“The district placed an offer on the table that is significantly more than two percent and to say otherwise is disingenuous and misleading at best,” said Sweeney. “The truth is the value of the deal the district placed on the table would yield paraprofessionals an average increase of 15 percent over four years. Not only that, but the deal offered is actually thirty percent higher than the hourly living wage, according to the union’s own source of reference, which is the Massachusetts Institute of Technology Living Wage Calculator.”

Sweeney said the current wage demand placed on the table by the Springfield Federation of Paraprofessionals totals an increase of 37 percent or $6.9 million over the next four years.  

“The district could not in good conscience agree to such a fiscally irresponsible and unsustainable contract,” said Sweeney.

Though the union’s current demand represents a decrease from the original 70 to 80 percent increase sought in early negotiations, the district’s agreement with the current demand would necessitate the need to make damaging budget cuts to other educational expenses, Sweeney said.

“I want to be very clear that the school district places a great deal of value and respect on the work of paraprofessionals,” said Sweeney. “However, Springfield Public Schools cannot operate with tunnel vision. The district always seeks to negotiate contracts that are both fair and in the best interest of the entire system and the contract with paraprofessionals can be no exception.”

Geared heavily towards veteran paraprofessionals, the union’s latest proposal includes salary increases ranging from 33 to 95 percent for paraprofessionals at the top of the pay scale, a raise that would place their compensation package close to the rate of teachers.
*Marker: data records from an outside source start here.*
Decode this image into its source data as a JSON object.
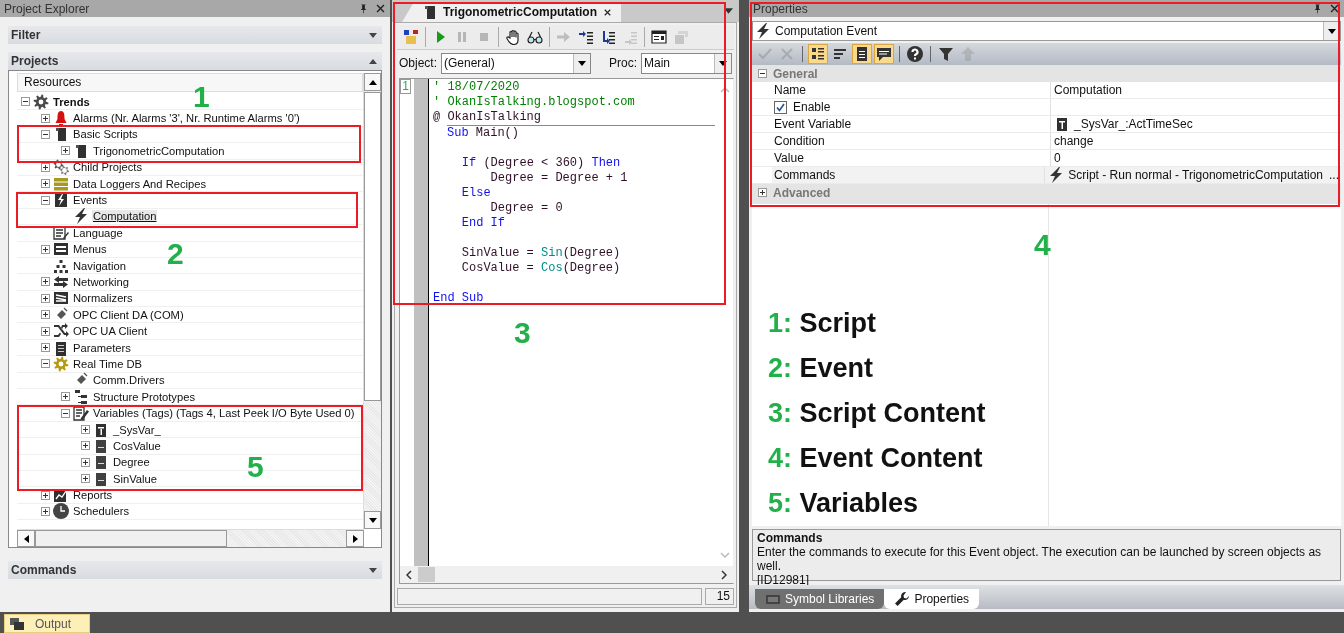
{
  "project_explorer": {
    "title": "Project Explorer",
    "filter": {
      "label": "Filter",
      "expanded": false
    },
    "projects": {
      "label": "Projects",
      "expanded": true
    },
    "column_header": "Resources",
    "tree": [
      {
        "label": "Trends",
        "kind": "project",
        "expanded": true,
        "selected": false,
        "children": [
          {
            "label": "Alarms (Nr. Alarms '3', Nr. Runtime Alarms '0')",
            "kind": "alarm",
            "expanded": false,
            "selected": false
          },
          {
            "label": "Basic Scripts",
            "kind": "script",
            "expanded": true,
            "selected": false,
            "children": [
              {
                "label": "TrigonometricComputation",
                "kind": "script",
                "expanded": false,
                "selected": false
              }
            ]
          },
          {
            "label": "Child Projects",
            "kind": "gears",
            "expanded": false,
            "selected": false
          },
          {
            "label": "Data Loggers And Recipes",
            "kind": "logger",
            "expanded": false,
            "selected": false
          },
          {
            "label": "Events",
            "kind": "events",
            "expanded": true,
            "selected": false,
            "children": [
              {
                "label": "Computation",
                "kind": "event",
                "selected": true
              }
            ]
          },
          {
            "label": "Language",
            "kind": "language",
            "selected": false
          },
          {
            "label": "Menus",
            "kind": "menu",
            "expanded": false,
            "selected": false
          },
          {
            "label": "Navigation",
            "kind": "navigation",
            "selected": false
          },
          {
            "label": "Networking",
            "kind": "network",
            "expanded": false,
            "selected": false
          },
          {
            "label": "Normalizers",
            "kind": "normalizer",
            "expanded": false,
            "selected": false
          },
          {
            "label": "OPC Client DA (COM)",
            "kind": "plug",
            "expanded": false,
            "selected": false
          },
          {
            "label": "OPC UA Client",
            "kind": "shuffle",
            "expanded": false,
            "selected": false
          },
          {
            "label": "Parameters",
            "kind": "parameters",
            "expanded": false,
            "selected": false
          },
          {
            "label": "Real Time DB",
            "kind": "database",
            "expanded": true,
            "selected": false,
            "children": [
              {
                "label": "Comm.Drivers",
                "kind": "plug",
                "selected": false
              },
              {
                "label": "Structure Prototypes",
                "kind": "structure",
                "expanded": false,
                "selected": false
              },
              {
                "label": "Variables (Tags) (Tags 4, Last Peek I/O Byte Used 0)",
                "kind": "variables",
                "expanded": true,
                "selected": false,
                "children": [
                  {
                    "label": "_SysVar_",
                    "kind": "tag-group",
                    "expanded": false,
                    "selected": false
                  },
                  {
                    "label": "CosValue",
                    "kind": "tag",
                    "expanded": false,
                    "selected": false
                  },
                  {
                    "label": "Degree",
                    "kind": "tag",
                    "expanded": false,
                    "selected": false
                  },
                  {
                    "label": "SinValue",
                    "kind": "tag",
                    "expanded": false,
                    "selected": false
                  }
                ]
              }
            ]
          },
          {
            "label": "Reports",
            "kind": "report",
            "expanded": false,
            "selected": false
          },
          {
            "label": "Schedulers",
            "kind": "clock",
            "expanded": false,
            "selected": false
          }
        ]
      }
    ],
    "commands": {
      "label": "Commands",
      "expanded": false
    }
  },
  "editor": {
    "tab": "TrigonometricComputation",
    "toolbar": [
      {
        "kind": "properties",
        "disabled": false
      },
      {
        "kind": "separator"
      },
      {
        "kind": "run",
        "disabled": false
      },
      {
        "kind": "pause",
        "disabled": true
      },
      {
        "kind": "stop",
        "disabled": true
      },
      {
        "kind": "separator"
      },
      {
        "kind": "hand",
        "disabled": false
      },
      {
        "kind": "glasses",
        "disabled": false
      },
      {
        "kind": "separator"
      },
      {
        "kind": "step",
        "disabled": true
      },
      {
        "kind": "step-into",
        "disabled": false
      },
      {
        "kind": "step-over",
        "disabled": false
      },
      {
        "kind": "step-out",
        "disabled": true
      },
      {
        "kind": "separator"
      },
      {
        "kind": "window",
        "disabled": false
      },
      {
        "kind": "box",
        "disabled": true
      }
    ],
    "object_label": "Object:",
    "object_value": "(General)",
    "proc_label": "Proc:",
    "proc_value": "Main",
    "line_number": "1",
    "lines": [
      {
        "kind": "code",
        "tokens": [
          {
            "t": "' 18/07/2020",
            "kind": "comment"
          }
        ]
      },
      {
        "kind": "code",
        "tokens": [
          {
            "t": "' OkanIsTalking.blogspot.com",
            "kind": "comment"
          }
        ]
      },
      {
        "kind": "code",
        "tokens": [
          {
            "t": "@ OkanIsTalking",
            "kind": "text"
          }
        ]
      },
      {
        "kind": "procedure",
        "tokens": [
          {
            "t": "Sub",
            "kind": "keyword"
          },
          {
            "t": " Main()",
            "kind": "text"
          }
        ]
      },
      {
        "kind": "blank"
      },
      {
        "kind": "code",
        "tokens": [
          {
            "t": "    If",
            "kind": "keyword"
          },
          {
            "t": " (Degree < 360) ",
            "kind": "text"
          },
          {
            "t": "Then",
            "kind": "keyword"
          }
        ]
      },
      {
        "kind": "code",
        "tokens": [
          {
            "t": "        Degree = Degree + 1",
            "kind": "text"
          }
        ]
      },
      {
        "kind": "code",
        "tokens": [
          {
            "t": "    Else",
            "kind": "keyword"
          }
        ]
      },
      {
        "kind": "code",
        "tokens": [
          {
            "t": "        Degree = 0",
            "kind": "text"
          }
        ]
      },
      {
        "kind": "code",
        "tokens": [
          {
            "t": "    End If",
            "kind": "keyword"
          }
        ]
      },
      {
        "kind": "blank"
      },
      {
        "kind": "code",
        "tokens": [
          {
            "t": "    SinValue = ",
            "kind": "text"
          },
          {
            "t": "Sin",
            "kind": "function"
          },
          {
            "t": "(Degree)",
            "kind": "text"
          }
        ]
      },
      {
        "kind": "code",
        "tokens": [
          {
            "t": "    CosValue = ",
            "kind": "text"
          },
          {
            "t": "Cos",
            "kind": "function"
          },
          {
            "t": "(Degree)",
            "kind": "text"
          }
        ]
      },
      {
        "kind": "blank"
      },
      {
        "kind": "code",
        "tokens": [
          {
            "t": "End Sub",
            "kind": "keyword"
          }
        ]
      }
    ],
    "status": "15"
  },
  "properties": {
    "title": "Properties",
    "object": "Computation Event",
    "toolbar": [
      {
        "kind": "check",
        "disabled": true,
        "on": false
      },
      {
        "kind": "cross",
        "disabled": true,
        "on": false
      },
      {
        "kind": "separator"
      },
      {
        "kind": "categorized",
        "disabled": false,
        "on": true
      },
      {
        "kind": "alphabetical",
        "disabled": false,
        "on": false
      },
      {
        "kind": "description",
        "disabled": false,
        "on": true
      },
      {
        "kind": "comment",
        "disabled": false,
        "on": true
      },
      {
        "kind": "separator"
      },
      {
        "kind": "help",
        "disabled": false,
        "on": false
      },
      {
        "kind": "separator"
      },
      {
        "kind": "filter",
        "disabled": false,
        "on": false
      },
      {
        "kind": "up",
        "disabled": true,
        "on": false
      }
    ],
    "categories": [
      {
        "label": "General",
        "expanded": true,
        "rows": [
          {
            "name": "Name",
            "kind": "text",
            "value": "Computation"
          },
          {
            "name": "Enable",
            "kind": "checkbox",
            "checked": true
          },
          {
            "name": "Event Variable",
            "kind": "variable",
            "value": "_SysVar_:ActTimeSec"
          },
          {
            "name": "Condition",
            "kind": "text",
            "value": "change"
          },
          {
            "name": "Value",
            "kind": "text",
            "value": "0"
          },
          {
            "name": "Commands",
            "kind": "command",
            "value": "Script - Run normal - TrigonometricComputation",
            "button": "..."
          }
        ]
      },
      {
        "label": "Advanced",
        "expanded": false
      }
    ],
    "help_title": "Commands",
    "help_text": "Enter the commands to execute for this Event object. The execution can be launched by screen objects as well.",
    "help_id": "[ID12981]",
    "tabs": [
      {
        "label": "Symbol Libraries",
        "kind": "library",
        "selected": false
      },
      {
        "label": "Properties",
        "kind": "wrench",
        "selected": true
      }
    ]
  },
  "annotations": [
    {
      "label": "1"
    },
    {
      "label": "2"
    },
    {
      "label": "3"
    },
    {
      "label": "4"
    },
    {
      "label": "5"
    }
  ],
  "legend": [
    {
      "number": "1:",
      "text": "Script"
    },
    {
      "number": "2:",
      "text": "Event"
    },
    {
      "number": "3:",
      "text": "Script Content"
    },
    {
      "number": "4:",
      "text": "Event Content"
    },
    {
      "number": "5:",
      "text": "Variables"
    }
  ],
  "output_tab": "Output"
}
Sweeney pointed out that the district has several initiatives to underwrite educational expenses and provide teacher licensure support for paraprofessionals who seek to become teachers.

“The district has the best interests of students and staff in mind and has put forth a competitive contract offer to the union that is fair to paraprofessionals at every level,” said Sweeney.

He added also that the results of a recent study showed that the Springfield Public Schools offer for paraprofessionals would pay them at a rate that is higher than paraprofessional pay rates in many surrounding areas.

“I am hopeful that a third-party mediator will help the two parties align their priorities in a way that meets the needs of all involved,” said Sweeney.

Page last updated:  Tuesday, March 1, 2022 01:32 pm